However, a stark rise in evasion rates since the new online portal was launched has left a hole in budgets.
DfT estimates have revealed around £94million was lost last year in potential revenue loss.
However, the DfT says some of this would have been later recovered through enforcement activity or late payments.
“Possibly we did miss a bit of a trick there. The paper disc wasn’t that much of a hassle really, you could still buy it online and get it through the post.”
DfT data shows Northern Ireland is the highest region in the UK for tax evasion with almost 2.5 percent of drivers breaking the law,
Scotland is the second highest nation in the United Kingdom followed by England and Wales.

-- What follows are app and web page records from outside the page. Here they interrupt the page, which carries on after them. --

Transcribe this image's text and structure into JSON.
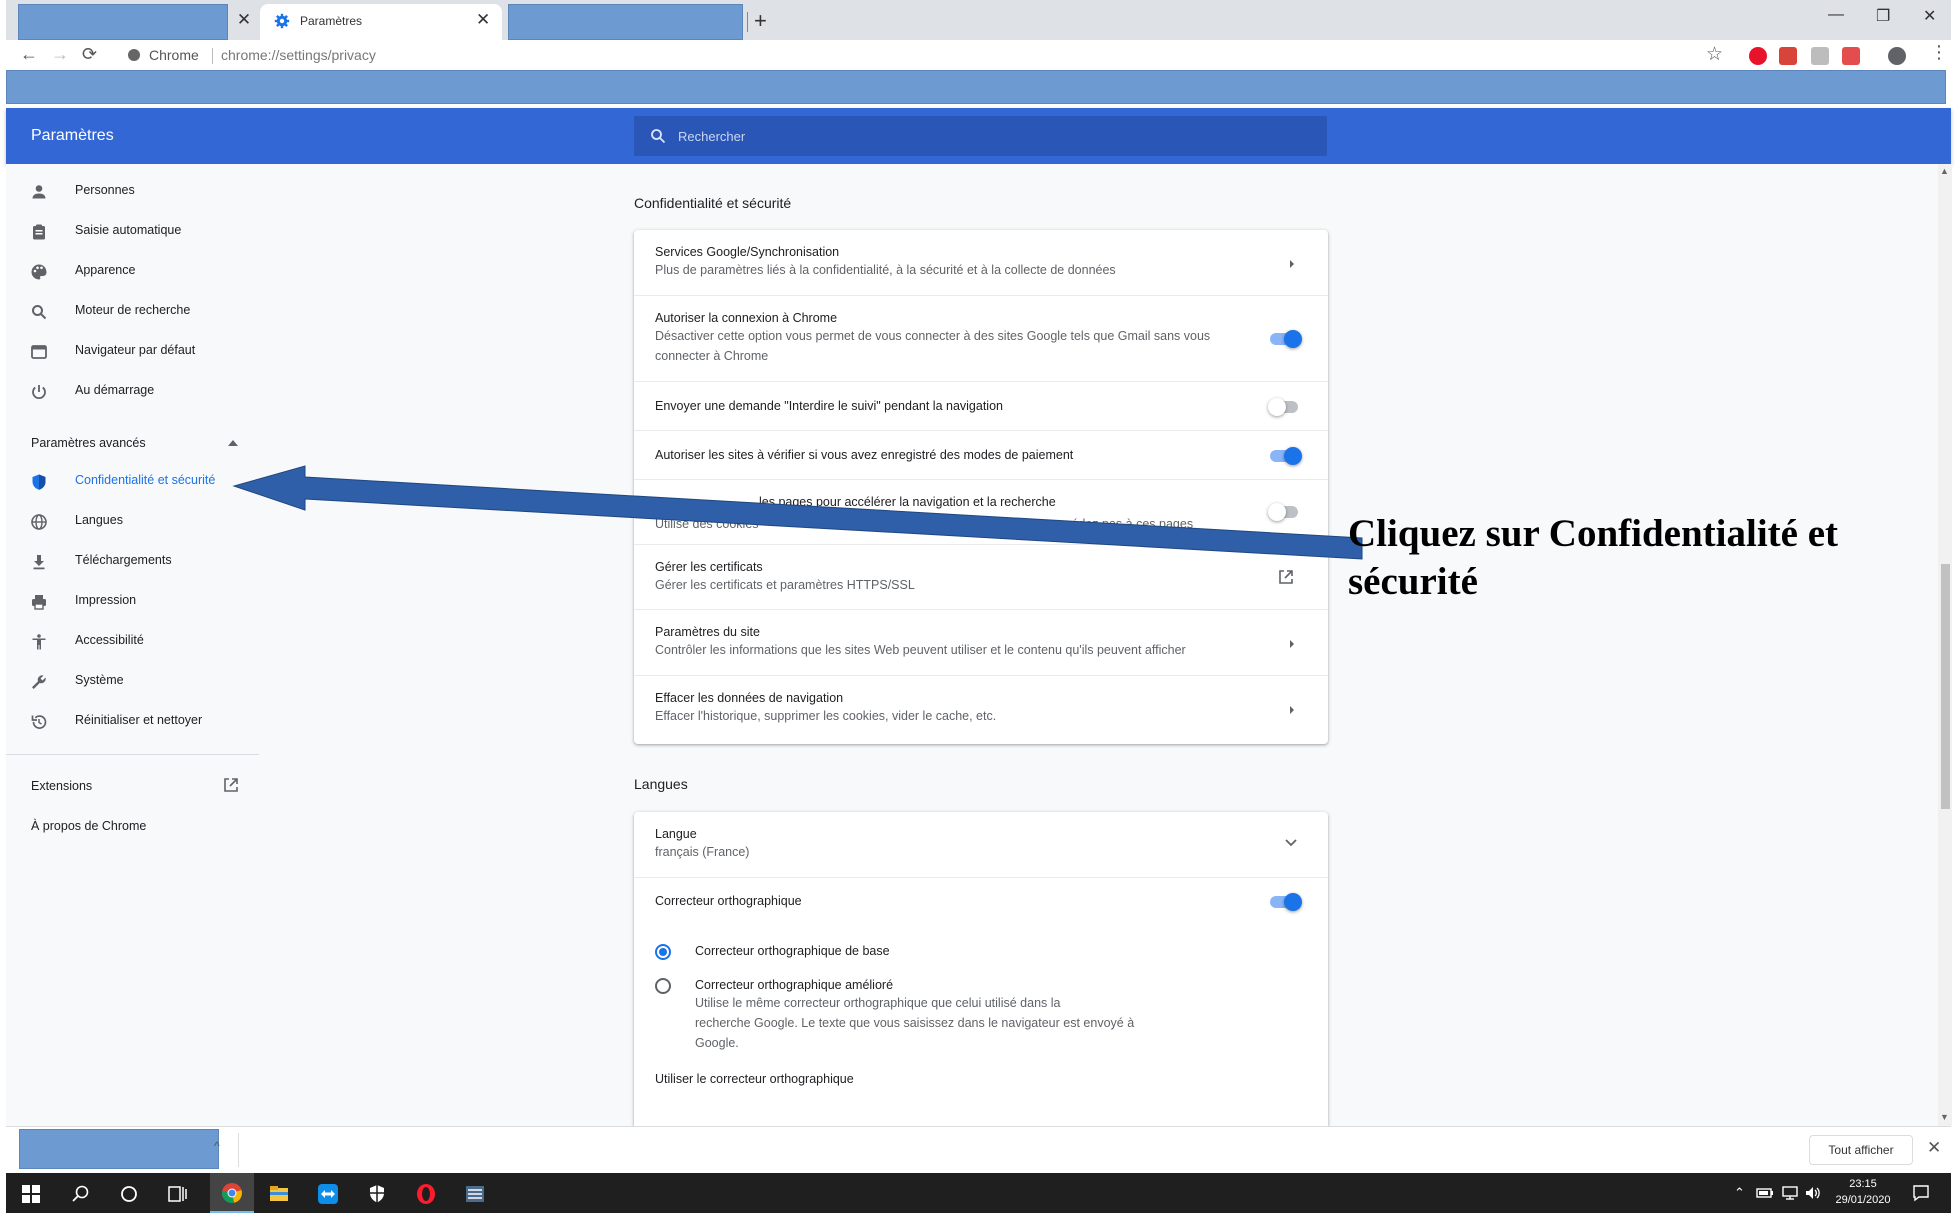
{
  "browser": {
    "active_tab_title": "Paramètres",
    "omnibox_site": "Chrome",
    "omnibox_url": "chrome://settings/privacy",
    "accent_color": "#3367d6"
  },
  "header": {
    "title": "Paramètres",
    "search_placeholder": "Rechercher"
  },
  "sidebar": {
    "items": [
      {
        "label": "Personnes",
        "icon": "person-icon"
      },
      {
        "label": "Saisie automatique",
        "icon": "clipboard-icon"
      },
      {
        "label": "Apparence",
        "icon": "palette-icon"
      },
      {
        "label": "Moteur de recherche",
        "icon": "search-icon"
      },
      {
        "label": "Navigateur par défaut",
        "icon": "browser-window-icon"
      },
      {
        "label": "Au démarrage",
        "icon": "power-icon"
      }
    ],
    "advanced_label": "Paramètres avancés",
    "advanced_items": [
      {
        "label": "Confidentialité et sécurité",
        "icon": "shield-icon",
        "active": true
      },
      {
        "label": "Langues",
        "icon": "globe-icon"
      },
      {
        "label": "Téléchargements",
        "icon": "download-icon"
      },
      {
        "label": "Impression",
        "icon": "printer-icon"
      },
      {
        "label": "Accessibilité",
        "icon": "accessibility-icon"
      },
      {
        "label": "Système",
        "icon": "wrench-icon"
      },
      {
        "label": "Réinitialiser et nettoyer",
        "icon": "restore-icon"
      }
    ],
    "extensions_label": "Extensions",
    "about_label": "À propos de Chrome"
  },
  "privacy": {
    "section_title": "Confidentialité et sécurité",
    "rows": [
      {
        "title": "Services Google/Synchronisation",
        "subtitle": "Plus de paramètres liés à la confidentialité, à la sécurité et à la collecte de données",
        "control": "chevron"
      },
      {
        "title": "Autoriser la connexion à Chrome",
        "subtitle_line1": "Désactiver cette option vous permet de vous connecter à des sites Google tels que Gmail sans vous",
        "subtitle_line2": "connecter à Chrome",
        "control": "toggle",
        "on": true
      },
      {
        "title": "Envoyer une demande \"Interdire le suivi\" pendant la navigation",
        "control": "toggle",
        "on": false
      },
      {
        "title": "Autoriser les sites à vérifier si vous avez enregistré des modes de paiement",
        "control": "toggle",
        "on": true
      },
      {
        "title_visible_part": "les pages pour accélérer la navigation et la recherche",
        "subtitle_visible_part": "Utilise des cookies",
        "subtitle_visible_tail": "accédez pas à ces pages",
        "control": "toggle",
        "on": false
      },
      {
        "title": "Gérer les certificats",
        "subtitle": "Gérer les certificats et paramètres HTTPS/SSL",
        "control": "external"
      },
      {
        "title": "Paramètres du site",
        "subtitle": "Contrôler les informations que les sites Web peuvent utiliser et le contenu qu'ils peuvent afficher",
        "control": "chevron"
      },
      {
        "title": "Effacer les données de navigation",
        "subtitle": "Effacer l'historique, supprimer les cookies, vider le cache, etc.",
        "control": "chevron"
      }
    ]
  },
  "languages": {
    "section_title": "Langues",
    "language_label": "Langue",
    "language_value": "français (France)",
    "spellcheck_label": "Correcteur orthographique",
    "spellcheck_on": true,
    "radio_basic": "Correcteur orthographique de base",
    "radio_enhanced": "Correcteur orthographique amélioré",
    "enhanced_desc_line1": "Utilise le même correcteur orthographique que celui utilisé dans la",
    "enhanced_desc_line2": "recherche Google. Le texte que vous saisissez dans le navigateur est envoyé à",
    "enhanced_desc_line3": "Google.",
    "use_spellcheck_label": "Utiliser le correcteur orthographique"
  },
  "annotation": {
    "text": "Cliquez sur Confidentialité et sécurité",
    "arrow_color": "#2e5fa8"
  },
  "download_bar": {
    "show_all_label": "Tout afficher"
  },
  "taskbar": {
    "time": "23:15",
    "date": "29/01/2020"
  }
}
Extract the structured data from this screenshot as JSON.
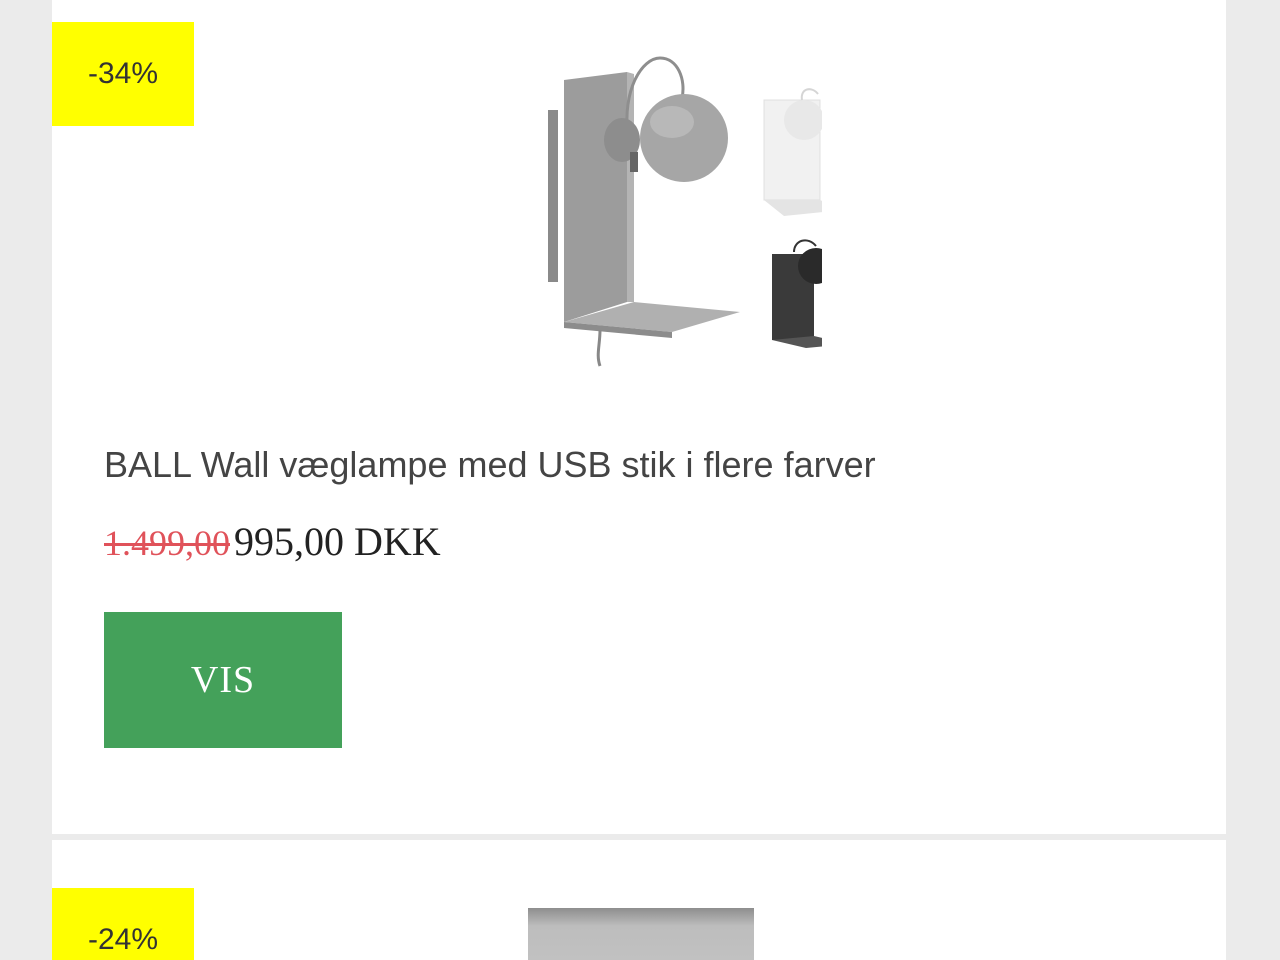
{
  "products": [
    {
      "discount_label": "-34%",
      "image_icon": "wall-lamp-image",
      "title": "BALL Wall væglampe med USB stik i flere farver",
      "old_price": "1.499,00",
      "new_price": "995,00 DKK",
      "button_label": "VIS"
    },
    {
      "discount_label": "-24%",
      "image_icon": "product-image"
    }
  ],
  "colors": {
    "page_background": "#ebebeb",
    "card_background": "#ffffff",
    "badge_background": "#ffff00",
    "button_background": "#44a15a",
    "old_price": "#e0525a"
  }
}
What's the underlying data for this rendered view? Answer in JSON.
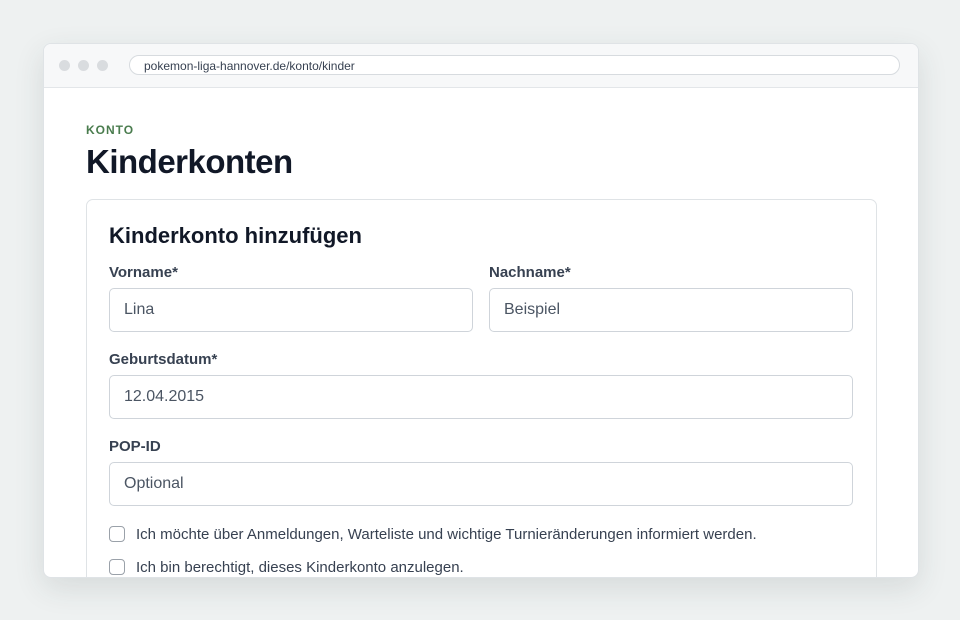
{
  "browser": {
    "url": "pokemon-liga-hannover.de/konto/kinder"
  },
  "page": {
    "eyebrow": "KONTO",
    "title": "Kinderkonten"
  },
  "form": {
    "title": "Kinderkonto hinzufügen",
    "first_name": {
      "label": "Vorname*",
      "value": "Lina"
    },
    "last_name": {
      "label": "Nachname*",
      "value": "Beispiel"
    },
    "birthdate": {
      "label": "Geburtsdatum*",
      "value": "12.04.2015"
    },
    "pop_id": {
      "label": "POP-ID",
      "placeholder": "Optional",
      "value": ""
    },
    "checkboxes": [
      {
        "label": "Ich möchte über Anmeldungen, Warteliste und wichtige Turnieränderungen informiert werden.",
        "checked": false
      },
      {
        "label": "Ich bin berechtigt, dieses Kinderkonto anzulegen.",
        "checked": false
      }
    ]
  }
}
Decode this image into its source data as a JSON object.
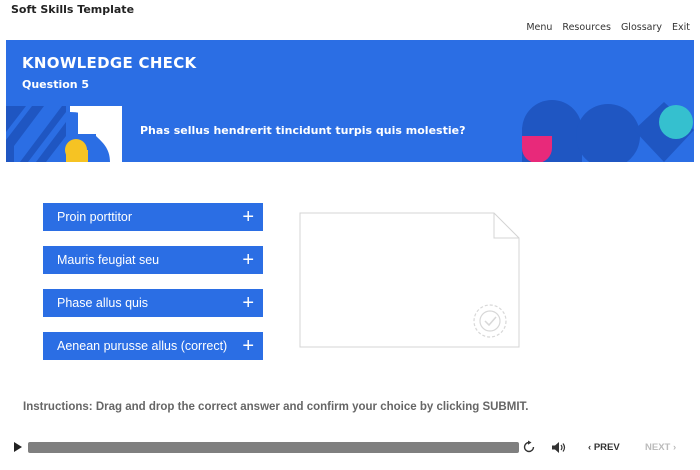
{
  "app": {
    "title": "Soft Skills Template"
  },
  "nav": {
    "menu": "Menu",
    "resources": "Resources",
    "glossary": "Glossary",
    "exit": "Exit"
  },
  "banner": {
    "heading": "KNOWLEDGE CHECK",
    "question_number": "Question 5",
    "question": "Phas sellus hendrerit tincidunt turpis quis molestie?"
  },
  "options": [
    {
      "label": "Proin porttitor"
    },
    {
      "label": "Mauris feugiat seu"
    },
    {
      "label": "Phase allus quis"
    },
    {
      "label": "Aenean purusse allus (correct)"
    }
  ],
  "instructions": "Instructions: Drag and drop the correct answer and confirm your choice by clicking SUBMIT.",
  "player": {
    "prev_label": "PREV",
    "next_label": "NEXT",
    "prev_icon": "chevron-left-icon",
    "next_icon": "chevron-right-icon"
  },
  "colors": {
    "accent": "#2b6ee4",
    "pink": "#e8297a",
    "yellow": "#f6c323",
    "teal": "#35c0cf",
    "dark_blue": "#1f56c2"
  }
}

Evasion rates in England are highest in the East of England with an estimated 1.7 percent of motorists dodging the fares.
DfT analysis shows more than half of vehicles not paying car tax have only been unlicensed for two months or less.
Published at Thu, 09 Apr 2020 10:47:00 +0000